While you could probably play this on any mostly flat, spacious lawn, Central Park has bowling greens just for the game. The game has a long history in New York City. Did you know Manhattan's Bowling Green is named after a bowling green that was created there in 1733? When a subway station came to the area in 1914, the green was moved to the Central Park location.
How: The game itself is sort of like bocce or petanque, and the founder of the Metropolitan Lawn Bowling Club of New York has explained it as such: "Up close, it is a one-on-one struggle, a duel, a contest where every bowl is a competitive thrust and parry. Quite simply, a small white ball, the 'jack' is rolled down a close cropped grass lawn 120 feet long by 15 feet wide, called the 'rink.' The jack comes to rest about 75 feet down the rink and is centered. Players then take turns "delivering" three pound bowls in the direction of the jack. Once all have rolled their bowls (generally four per person), points are awarded to those closest to the jack. The game is interesting because the bowls are not round but elliptical—cut on the bias—causing them to curve anywhere from two-thirds to three-quarters of the way along their run. In effect, you have to aim to one side of the jack, not straight on."

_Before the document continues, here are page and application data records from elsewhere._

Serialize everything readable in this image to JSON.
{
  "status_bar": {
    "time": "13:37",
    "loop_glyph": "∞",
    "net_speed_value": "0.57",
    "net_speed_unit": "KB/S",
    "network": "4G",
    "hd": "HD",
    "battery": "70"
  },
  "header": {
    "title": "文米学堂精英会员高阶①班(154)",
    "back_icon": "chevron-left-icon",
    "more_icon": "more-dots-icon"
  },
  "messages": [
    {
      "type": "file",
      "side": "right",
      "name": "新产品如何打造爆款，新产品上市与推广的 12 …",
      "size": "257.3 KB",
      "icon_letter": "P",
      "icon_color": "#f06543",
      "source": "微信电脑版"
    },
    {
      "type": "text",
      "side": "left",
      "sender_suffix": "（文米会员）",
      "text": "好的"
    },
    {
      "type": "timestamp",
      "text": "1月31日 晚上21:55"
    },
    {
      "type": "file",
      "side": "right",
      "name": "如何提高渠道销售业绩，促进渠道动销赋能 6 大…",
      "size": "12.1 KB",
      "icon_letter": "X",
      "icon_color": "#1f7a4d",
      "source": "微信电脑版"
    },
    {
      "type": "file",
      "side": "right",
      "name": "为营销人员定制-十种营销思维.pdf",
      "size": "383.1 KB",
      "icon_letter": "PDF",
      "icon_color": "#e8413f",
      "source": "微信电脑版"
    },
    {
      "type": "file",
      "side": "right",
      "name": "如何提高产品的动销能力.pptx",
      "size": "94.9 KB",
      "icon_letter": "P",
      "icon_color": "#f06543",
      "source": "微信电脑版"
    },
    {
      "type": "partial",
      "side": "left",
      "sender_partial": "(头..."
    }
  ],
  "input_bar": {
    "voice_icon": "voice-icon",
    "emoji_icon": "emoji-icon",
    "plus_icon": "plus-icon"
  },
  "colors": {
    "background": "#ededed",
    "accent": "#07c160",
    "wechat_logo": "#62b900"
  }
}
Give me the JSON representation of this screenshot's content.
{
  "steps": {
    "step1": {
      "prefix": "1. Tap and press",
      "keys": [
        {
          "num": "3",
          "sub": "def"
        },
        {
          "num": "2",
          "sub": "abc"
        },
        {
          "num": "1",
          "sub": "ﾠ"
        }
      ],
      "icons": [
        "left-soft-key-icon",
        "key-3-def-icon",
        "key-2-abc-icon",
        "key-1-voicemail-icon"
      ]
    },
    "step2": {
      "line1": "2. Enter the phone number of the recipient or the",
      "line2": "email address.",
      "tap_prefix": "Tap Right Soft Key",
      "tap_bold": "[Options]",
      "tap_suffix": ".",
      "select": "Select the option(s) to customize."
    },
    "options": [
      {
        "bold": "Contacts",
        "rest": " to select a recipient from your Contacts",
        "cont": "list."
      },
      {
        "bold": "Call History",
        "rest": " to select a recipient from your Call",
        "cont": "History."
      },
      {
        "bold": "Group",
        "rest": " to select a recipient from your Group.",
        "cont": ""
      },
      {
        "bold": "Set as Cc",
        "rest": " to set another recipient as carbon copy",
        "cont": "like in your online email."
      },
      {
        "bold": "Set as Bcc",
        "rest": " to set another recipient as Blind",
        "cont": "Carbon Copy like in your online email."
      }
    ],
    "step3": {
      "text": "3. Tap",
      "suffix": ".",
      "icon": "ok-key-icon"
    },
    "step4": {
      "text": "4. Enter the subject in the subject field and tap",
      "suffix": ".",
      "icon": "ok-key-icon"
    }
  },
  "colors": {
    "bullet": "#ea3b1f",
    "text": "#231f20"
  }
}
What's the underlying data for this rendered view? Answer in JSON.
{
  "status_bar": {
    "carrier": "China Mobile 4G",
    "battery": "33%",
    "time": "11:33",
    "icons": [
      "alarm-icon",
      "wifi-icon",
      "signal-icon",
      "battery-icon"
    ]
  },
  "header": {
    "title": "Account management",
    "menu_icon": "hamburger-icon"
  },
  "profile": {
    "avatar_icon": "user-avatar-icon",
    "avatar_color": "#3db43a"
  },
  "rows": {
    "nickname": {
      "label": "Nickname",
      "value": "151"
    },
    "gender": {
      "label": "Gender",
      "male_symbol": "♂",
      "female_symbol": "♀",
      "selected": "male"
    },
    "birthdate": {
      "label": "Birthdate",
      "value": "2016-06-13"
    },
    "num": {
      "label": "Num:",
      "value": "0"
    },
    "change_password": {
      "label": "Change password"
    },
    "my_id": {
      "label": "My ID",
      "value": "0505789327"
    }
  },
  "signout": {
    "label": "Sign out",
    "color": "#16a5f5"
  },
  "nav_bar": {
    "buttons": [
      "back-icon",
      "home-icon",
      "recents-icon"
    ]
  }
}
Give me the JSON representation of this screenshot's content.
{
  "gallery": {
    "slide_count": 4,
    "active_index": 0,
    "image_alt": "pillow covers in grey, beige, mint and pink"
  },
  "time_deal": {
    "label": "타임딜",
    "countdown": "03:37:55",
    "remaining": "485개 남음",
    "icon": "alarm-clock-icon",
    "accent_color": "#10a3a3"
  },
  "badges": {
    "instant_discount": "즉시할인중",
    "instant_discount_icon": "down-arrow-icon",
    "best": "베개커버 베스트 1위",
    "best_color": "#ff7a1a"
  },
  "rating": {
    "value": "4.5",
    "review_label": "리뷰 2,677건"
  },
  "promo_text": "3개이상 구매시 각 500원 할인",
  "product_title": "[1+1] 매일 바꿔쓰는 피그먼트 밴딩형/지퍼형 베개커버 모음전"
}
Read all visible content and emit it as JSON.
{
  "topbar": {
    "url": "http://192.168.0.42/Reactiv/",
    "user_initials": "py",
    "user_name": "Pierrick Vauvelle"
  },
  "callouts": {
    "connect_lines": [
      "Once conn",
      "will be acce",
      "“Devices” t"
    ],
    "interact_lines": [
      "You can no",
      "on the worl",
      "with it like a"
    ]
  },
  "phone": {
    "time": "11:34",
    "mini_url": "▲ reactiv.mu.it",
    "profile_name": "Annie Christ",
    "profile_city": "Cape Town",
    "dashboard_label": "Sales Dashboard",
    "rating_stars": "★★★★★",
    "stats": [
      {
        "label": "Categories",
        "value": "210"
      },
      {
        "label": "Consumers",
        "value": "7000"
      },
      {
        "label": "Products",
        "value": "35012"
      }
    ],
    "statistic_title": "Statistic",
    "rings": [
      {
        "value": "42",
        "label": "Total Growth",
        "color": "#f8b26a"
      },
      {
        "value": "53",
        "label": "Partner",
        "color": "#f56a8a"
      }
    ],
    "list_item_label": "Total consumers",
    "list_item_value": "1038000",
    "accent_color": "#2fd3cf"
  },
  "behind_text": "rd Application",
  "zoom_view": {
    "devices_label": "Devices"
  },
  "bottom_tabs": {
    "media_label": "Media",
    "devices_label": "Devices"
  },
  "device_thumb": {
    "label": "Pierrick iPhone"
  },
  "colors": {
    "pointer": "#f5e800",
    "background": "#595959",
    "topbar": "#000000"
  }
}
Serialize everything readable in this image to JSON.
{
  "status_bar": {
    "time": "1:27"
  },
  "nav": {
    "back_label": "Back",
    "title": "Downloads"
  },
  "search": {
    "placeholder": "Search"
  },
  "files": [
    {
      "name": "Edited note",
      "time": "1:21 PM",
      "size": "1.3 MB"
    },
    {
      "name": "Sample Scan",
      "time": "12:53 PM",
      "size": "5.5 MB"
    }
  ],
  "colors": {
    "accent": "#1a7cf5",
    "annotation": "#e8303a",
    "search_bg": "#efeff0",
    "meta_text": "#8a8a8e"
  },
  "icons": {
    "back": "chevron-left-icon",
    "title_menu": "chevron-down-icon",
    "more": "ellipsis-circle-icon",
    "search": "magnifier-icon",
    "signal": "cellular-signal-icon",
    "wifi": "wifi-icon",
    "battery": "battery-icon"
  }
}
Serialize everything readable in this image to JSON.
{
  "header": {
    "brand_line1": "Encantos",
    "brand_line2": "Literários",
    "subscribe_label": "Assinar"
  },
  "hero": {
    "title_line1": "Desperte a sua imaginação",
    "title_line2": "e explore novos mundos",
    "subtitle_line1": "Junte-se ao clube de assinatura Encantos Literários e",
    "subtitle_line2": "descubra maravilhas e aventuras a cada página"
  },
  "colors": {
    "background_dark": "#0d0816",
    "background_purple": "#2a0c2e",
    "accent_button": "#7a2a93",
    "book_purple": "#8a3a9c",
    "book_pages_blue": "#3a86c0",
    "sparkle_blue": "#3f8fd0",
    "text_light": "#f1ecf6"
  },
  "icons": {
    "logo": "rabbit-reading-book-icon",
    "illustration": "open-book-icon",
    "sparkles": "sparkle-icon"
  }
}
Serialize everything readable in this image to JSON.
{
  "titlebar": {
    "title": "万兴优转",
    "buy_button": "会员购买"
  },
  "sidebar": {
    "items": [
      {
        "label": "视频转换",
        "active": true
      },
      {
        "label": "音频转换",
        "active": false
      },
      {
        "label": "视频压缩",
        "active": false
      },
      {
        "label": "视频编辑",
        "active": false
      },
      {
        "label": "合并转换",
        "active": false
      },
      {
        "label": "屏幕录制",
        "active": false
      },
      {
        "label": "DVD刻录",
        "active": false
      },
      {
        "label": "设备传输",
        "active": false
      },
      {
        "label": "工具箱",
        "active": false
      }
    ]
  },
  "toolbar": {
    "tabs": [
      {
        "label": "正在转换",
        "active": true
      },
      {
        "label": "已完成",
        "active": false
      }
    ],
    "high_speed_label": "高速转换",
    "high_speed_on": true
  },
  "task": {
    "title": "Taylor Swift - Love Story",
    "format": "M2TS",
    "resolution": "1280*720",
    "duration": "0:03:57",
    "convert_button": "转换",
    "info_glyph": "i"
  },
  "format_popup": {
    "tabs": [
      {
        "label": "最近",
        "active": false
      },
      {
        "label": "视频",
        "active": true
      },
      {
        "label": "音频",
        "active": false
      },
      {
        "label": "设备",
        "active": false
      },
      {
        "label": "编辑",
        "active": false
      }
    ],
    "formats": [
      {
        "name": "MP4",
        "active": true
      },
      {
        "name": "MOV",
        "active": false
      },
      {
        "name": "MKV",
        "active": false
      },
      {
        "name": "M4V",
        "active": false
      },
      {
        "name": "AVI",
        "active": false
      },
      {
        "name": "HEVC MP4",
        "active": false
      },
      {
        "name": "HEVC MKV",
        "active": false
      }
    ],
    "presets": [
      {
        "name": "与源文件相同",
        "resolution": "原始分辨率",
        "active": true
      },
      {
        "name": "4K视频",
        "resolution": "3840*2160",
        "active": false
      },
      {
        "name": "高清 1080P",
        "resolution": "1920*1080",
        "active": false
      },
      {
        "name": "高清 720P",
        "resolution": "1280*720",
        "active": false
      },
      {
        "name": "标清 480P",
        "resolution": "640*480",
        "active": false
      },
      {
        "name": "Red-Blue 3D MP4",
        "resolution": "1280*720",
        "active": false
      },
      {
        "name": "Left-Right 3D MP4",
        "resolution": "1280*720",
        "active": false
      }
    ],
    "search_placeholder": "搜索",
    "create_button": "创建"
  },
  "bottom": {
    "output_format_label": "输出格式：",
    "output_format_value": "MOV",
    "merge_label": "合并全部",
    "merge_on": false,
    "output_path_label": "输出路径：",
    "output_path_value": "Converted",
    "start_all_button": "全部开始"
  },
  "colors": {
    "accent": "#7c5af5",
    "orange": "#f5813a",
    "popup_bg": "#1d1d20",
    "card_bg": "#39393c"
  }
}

Gear: You can find lawn bowling equipment here—balls start around $99.
Attire: The proper attire for a game is all whites and flat shoes. And the New York Lawn Bowling Club gives free lessons on Mondays from 4:45 to 7:30 p.m. Just check out their etiquette tips before going.
BOCCE is very similar, but has it's own courts around the city. In fact, there are a ton of bocce courts around the 5 boroughs. And when tournaments aren't taking place, the courts are first-come, first-served and no permits are required to play.
How: There are too many variations on the Rules and Regulations of Croquet, including competitive and social forms, so we will direct you here and you can decide which way works for you. The most popular social croquet that you'll see in parks is 9-wicket croquet or Backyard croquet.
Gear: Amazon has a lot of options for croquet sets, from $29 to $57 and higher. They all come with everyone you need, including a nice travel bag—the light, compact kits make this a great game option for the city.
Attire: Just don't wear red. Heather is always red.
While the game can get more complex with court building and pitching style, at its core horseshoes just requires two people (or two teams of two people), four horseshoes, and two throwing targets (stakes) which are traditionally placed 40 feet apart. But if you just want to toss something around and not be so strict about the guidelines, this is a straightforward one. If you want to really get into it, read The National Horseshoe Pitchers Association (NHPA) guidelines.
Attire: You know, whatever you want. But if you're in a pit, it can get dirty. Speaking of which, if you want to build a horseshoe pit in your backyard, let this guy teach you how... he's like the Hunter S. Thompson of building horseshoe pits: